Imbert: 2024 revenue may be $3b less than projected

The content originally appeared on: Trinidad and Tobago Newsday

Colm Imbert –

FINANCE Minister Colm Imbert says the projected revenue which TT could receive this year may be $51 billion, $3 billion less than the figure which was projected when he presented the 2023/2024 budget in Parliament last October.

While this means government needs to be more prudent with its expenditure over the next one to two years, Imbert was confident the situation would improve between 2026 and 2027.

He made those comments on Friday when he opened debate on a motion in the House of Representatives to approve a report of the House’s Standing Finance Committee to supplement the budget by $2.3 billion.

Among the major supplementations the committee approved were $570,900,000; $155,677,500; $527,800,000; $495, 286, 000 and $144,200,000 for the ministries of Energy, Works and Transport, Public Utilities, Health and Education respectively.

The committee also approved a $50 million increase in funding for the Tobago House of Assembly (THA).

Imbert reminded MPs that when the budget was presented last October, it was based on oil and natural gas prices of US$85 per barrel and US$5 per mmbtu respectively.

The budget’s projected revenue, expenditure and fiscal deficit at that time were $54.012 billion, $59.209 billion and $5.197 billion respectively.

He said between then to now, there have been fluctuations in the prices of oil and natural gas.

“When one looks at the adjustments that we have to make. We are now projecting a lower figure for the revenue because we have to be pragmatic.”

Imbert said, “We expect a decrease in revenue down to $51 billion because we have some one-off streams of revenue. A source of revenue that we are planning. We are not sitting back and just relaxing. We have other ways of raising revenue.”

But he added, “With this $2.3 billion supplementation, the net effect is $5.3 billion. So when you add the $5.3 (billion) to the original $5.2 (billion-deficit), we are looking at a deficit of somewhere over $9 billion for fiscal 2024.”

Imbert gave the assurance that “as has happened in many other years, the Ministry of Finance will continue to try and control expenditure within reason of course.”

Notwithstanding these issues, he continued, “We in this government believe that this reduction in revenue is not permanent.”

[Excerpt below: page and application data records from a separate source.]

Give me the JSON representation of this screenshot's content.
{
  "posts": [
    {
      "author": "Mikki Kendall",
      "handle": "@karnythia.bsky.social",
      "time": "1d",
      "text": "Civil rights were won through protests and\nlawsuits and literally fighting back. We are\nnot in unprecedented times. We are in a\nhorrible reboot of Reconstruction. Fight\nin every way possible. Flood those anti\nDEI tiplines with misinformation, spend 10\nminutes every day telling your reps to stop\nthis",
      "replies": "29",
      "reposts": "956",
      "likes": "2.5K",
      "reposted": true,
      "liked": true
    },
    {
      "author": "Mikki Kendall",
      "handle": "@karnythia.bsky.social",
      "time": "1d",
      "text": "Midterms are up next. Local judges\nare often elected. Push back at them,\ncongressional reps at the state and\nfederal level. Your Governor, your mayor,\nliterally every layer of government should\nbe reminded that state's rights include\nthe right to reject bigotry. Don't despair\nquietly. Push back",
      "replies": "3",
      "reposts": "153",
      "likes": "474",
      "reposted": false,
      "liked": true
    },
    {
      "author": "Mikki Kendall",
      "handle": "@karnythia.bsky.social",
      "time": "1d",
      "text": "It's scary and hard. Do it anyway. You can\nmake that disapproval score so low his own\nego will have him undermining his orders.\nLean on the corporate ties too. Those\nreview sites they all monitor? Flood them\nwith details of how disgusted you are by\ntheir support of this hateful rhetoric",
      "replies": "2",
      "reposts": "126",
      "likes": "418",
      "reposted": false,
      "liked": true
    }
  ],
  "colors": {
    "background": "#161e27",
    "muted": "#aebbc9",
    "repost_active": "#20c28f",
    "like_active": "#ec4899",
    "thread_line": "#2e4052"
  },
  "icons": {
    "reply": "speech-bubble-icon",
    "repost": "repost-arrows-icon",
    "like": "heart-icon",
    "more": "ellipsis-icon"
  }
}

Imbert said because of “all the foreign policy initiatives and the foreign co-operation, both at the corporate level and at the country level, we expect that this situation will be reversed in or around 2026 to 2027, in terms of the volumes of natural gas that will become available to our processing plants here in TT.”

He added, “What it does mean, however, that for the next year or two, we have to be quite careful in how we manage our expenditure.”

Referring to the International Monetary Fund ‘s (IMF) country report issued on June 5, which said the TT economy was at its strongest level in a decade, Imbert said the country, under the PNM, had never dodged IMF Article IV consultations which all IMF members were obliged to undertake.

“We are not afraid. We are extremely transparent.”

Imbert told MPs that under the IMF’s Article 8 provisions, its member states must not maintain a fixed exchange rate.

Owing to TT having a managed exchange rate, Imbert said the country had not breached Article 8 unlike other countries in the region.

He repeated that government had no intention the intention to devalue the TT dollar as that would cause tremendous hardship for the poor people in the population “who have to buy food and other essentials.”

Imbert said many people were quietly hoarding US dollars in the hope that a devaluation happened.

“So for all those who are hoarding US dollars overseas and figure you could force this government to devalue the dollar, think again.”